These are declines that would be the envy of most global incumbent publishers, and in fact they are far better than what other traditional media peers have experienced in Australia. Newspapers, for example, declined 18 percent in the same period. But over the past few years, Sensis has been an industry beacon for sustaining print growth while so many other companies were seeing declines ranging well into double digits. The latest results raise the obvious question of whether Sensis is facing the same fate as its peers, albeit delayed a year.
We spoke yesterday with Sensis CEO Bruce Akhurst, who doesn’t believe the declines reflect a sudden secular shift, and he expects to see “a more stable selling environment” in 2010 than in 2009. Akhurst offered several explanations for the 1H 2009-10 drop, and for why he is confident that print will rebound.
Akhurst noted that the first half of Sensis’ July-June financial year features all its largest markets (including Sydney and Melbourne), which as in other global markets have often substantially weaker print performances than small town and rural directories.
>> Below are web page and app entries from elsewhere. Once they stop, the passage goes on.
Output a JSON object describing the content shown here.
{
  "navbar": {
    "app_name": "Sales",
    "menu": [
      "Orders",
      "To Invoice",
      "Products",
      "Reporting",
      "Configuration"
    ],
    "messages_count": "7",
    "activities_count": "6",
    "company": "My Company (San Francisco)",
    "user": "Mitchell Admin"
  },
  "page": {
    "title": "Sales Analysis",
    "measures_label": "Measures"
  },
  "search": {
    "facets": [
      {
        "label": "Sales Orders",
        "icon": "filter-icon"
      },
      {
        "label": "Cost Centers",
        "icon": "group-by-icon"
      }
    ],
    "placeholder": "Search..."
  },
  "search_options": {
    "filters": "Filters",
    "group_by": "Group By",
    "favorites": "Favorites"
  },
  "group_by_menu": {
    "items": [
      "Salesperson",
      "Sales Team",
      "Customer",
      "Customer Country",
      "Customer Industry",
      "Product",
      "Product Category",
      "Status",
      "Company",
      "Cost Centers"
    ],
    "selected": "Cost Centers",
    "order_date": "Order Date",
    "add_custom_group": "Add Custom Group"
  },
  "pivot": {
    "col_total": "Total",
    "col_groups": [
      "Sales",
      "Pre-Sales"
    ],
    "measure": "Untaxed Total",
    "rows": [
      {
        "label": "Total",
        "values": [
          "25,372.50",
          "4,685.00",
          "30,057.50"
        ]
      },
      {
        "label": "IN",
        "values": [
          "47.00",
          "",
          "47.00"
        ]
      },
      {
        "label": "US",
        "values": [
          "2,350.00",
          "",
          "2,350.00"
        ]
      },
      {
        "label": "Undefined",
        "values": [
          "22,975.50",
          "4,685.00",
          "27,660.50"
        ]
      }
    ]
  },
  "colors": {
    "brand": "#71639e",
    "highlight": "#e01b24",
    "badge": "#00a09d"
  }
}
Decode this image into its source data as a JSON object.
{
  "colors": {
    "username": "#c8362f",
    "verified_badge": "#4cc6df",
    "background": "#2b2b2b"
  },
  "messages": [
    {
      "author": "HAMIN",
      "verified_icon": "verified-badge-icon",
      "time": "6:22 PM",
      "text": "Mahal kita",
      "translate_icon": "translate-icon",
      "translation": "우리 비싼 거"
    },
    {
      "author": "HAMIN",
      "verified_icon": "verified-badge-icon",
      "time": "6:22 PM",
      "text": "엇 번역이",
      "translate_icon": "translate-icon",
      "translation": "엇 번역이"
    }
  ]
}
Second, Akhurst pointed out that sales canvasses for these books took place in the early part of 2009, when worry over the global financial crisis was at its peak.
Akhurst also cited cause for hope. “Our customer base has remained intact,” he said, adding that most of the decline came from advertisers pulling back, or failing to expand into new books and categories as in the past. In general, customers did not abandon the category. Akhust says Sensis has 600,000 advertisers.
Also, Akhurst said that while the financial crisis created an overhang of fear, the actual economy has not suffered very much, with unemployment around 4 percent. He believes an improving economy plus loyal customers suggests a rebound in White and Yellow print.
“The next canvasses will be very important to us,” Akhurst says.
Still, the company is making changes. First it is moving significantly this year from a product based to a “network based” sales approach, meaning Sensis will focus its sales messaging around lead-generation and ROI metrics, across channels. The company will still sell on a pay for inclusion basis. Akhurst does not see pay for performance or performance guarantees anytime soon.
“It’s a continuation of a journey we’ve been on,” he said, noting for example the company’s dramatic increase in its commitment to call measurement a few years ago. The completion of the journey to the “network” approach depended on launching a new generation Amdocs publishing system, which went live in October.